Jeff Bagnall raised the possibility of Wolves receiving smaller allocations for some cup away games as they were currently entering competitions earlier and playing at smaller grounds. Away season ticket holders are guaranteed tickets for League games only but Lynne assured him that the loyalty system would be in operation as a way of deciding priority.
Mark Griffiths was surprised that fans who wanted to buy bricks with names on couldn't do so and suggested the club considered the sort of idea whereby he had a commemorative stone at Wembley. Matt said: "There's no money in it for us because the cost is way in excess of what we receive but we have a remembrance book for those who have passed away and also have an annual fan remembrance service."

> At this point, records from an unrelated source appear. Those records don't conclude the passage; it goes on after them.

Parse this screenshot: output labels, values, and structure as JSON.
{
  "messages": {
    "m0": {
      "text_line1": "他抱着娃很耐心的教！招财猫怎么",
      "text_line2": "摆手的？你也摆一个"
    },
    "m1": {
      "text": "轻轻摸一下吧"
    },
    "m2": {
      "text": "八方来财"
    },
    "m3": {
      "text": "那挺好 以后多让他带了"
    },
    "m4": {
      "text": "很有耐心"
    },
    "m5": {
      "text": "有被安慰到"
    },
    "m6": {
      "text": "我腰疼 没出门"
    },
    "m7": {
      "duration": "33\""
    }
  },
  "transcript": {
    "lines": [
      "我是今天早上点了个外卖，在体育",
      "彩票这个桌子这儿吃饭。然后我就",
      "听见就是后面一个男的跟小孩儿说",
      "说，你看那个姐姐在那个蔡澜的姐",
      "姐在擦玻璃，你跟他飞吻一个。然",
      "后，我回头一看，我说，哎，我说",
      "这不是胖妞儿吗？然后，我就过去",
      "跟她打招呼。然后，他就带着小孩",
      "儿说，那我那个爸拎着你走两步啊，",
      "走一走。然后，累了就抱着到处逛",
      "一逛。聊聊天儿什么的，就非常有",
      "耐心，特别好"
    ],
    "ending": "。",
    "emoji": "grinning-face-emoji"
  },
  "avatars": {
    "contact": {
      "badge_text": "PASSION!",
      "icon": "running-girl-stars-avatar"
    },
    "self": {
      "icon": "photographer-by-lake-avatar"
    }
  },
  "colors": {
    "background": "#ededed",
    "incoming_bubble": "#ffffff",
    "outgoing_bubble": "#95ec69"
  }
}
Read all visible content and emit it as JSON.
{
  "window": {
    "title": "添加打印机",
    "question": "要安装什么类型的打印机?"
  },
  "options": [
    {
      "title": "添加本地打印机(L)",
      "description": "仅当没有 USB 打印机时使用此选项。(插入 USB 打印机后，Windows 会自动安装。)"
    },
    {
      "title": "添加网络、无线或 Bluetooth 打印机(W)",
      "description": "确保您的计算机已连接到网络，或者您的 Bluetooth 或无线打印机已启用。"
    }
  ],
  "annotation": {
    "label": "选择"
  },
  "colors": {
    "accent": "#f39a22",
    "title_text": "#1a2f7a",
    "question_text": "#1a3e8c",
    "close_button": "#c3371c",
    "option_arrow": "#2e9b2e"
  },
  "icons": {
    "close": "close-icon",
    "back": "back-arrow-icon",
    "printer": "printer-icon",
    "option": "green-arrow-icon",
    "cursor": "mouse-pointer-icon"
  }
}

Tom Bason said he found the club's website difficult to use and Wolves World didn't seem to have as much on as usual. Matt replied: "We found out this season they are only doing two or three minutes highlights on there after fans could watch seven or eight minutes of footage last season. There's huge frustration with the website." Paul Lakin said Wolves were locked into a Football League Interactive (FLI) contract and had a new look to the site at the start of last season. "We're very disappointed," he said. "We're in a contract that has several seasons to go, so we need to continue to work them and they are making slow progress. All I can do is assure you we are having strong dialogue but it is effecting every FLi club and there’s about 75 of them." Clive Smith was also dissatisfied with it and Matt said there were sometimes issues with information uploaded by third parties.
Back to on-field matters, Andy James had noted that Wolves seem to have been kicking recently towards the South Bank in the second half of games and asked whether there had been a change of policy. Matt said: "When you’ve been through difficulty, everything is open to change, and I think the staff are just trying it to freshen things up. But I’ll ask the question."
Matt concluded the evening by announcing that the first meeting of the club's Youth Parliament had been held two weeks ago at the museum. He said three main topics had been discussed - improving the match-day experience, attracting more fans and the format of meetings. He also pointed out there may be a joint event between the two Parliaments at some stage.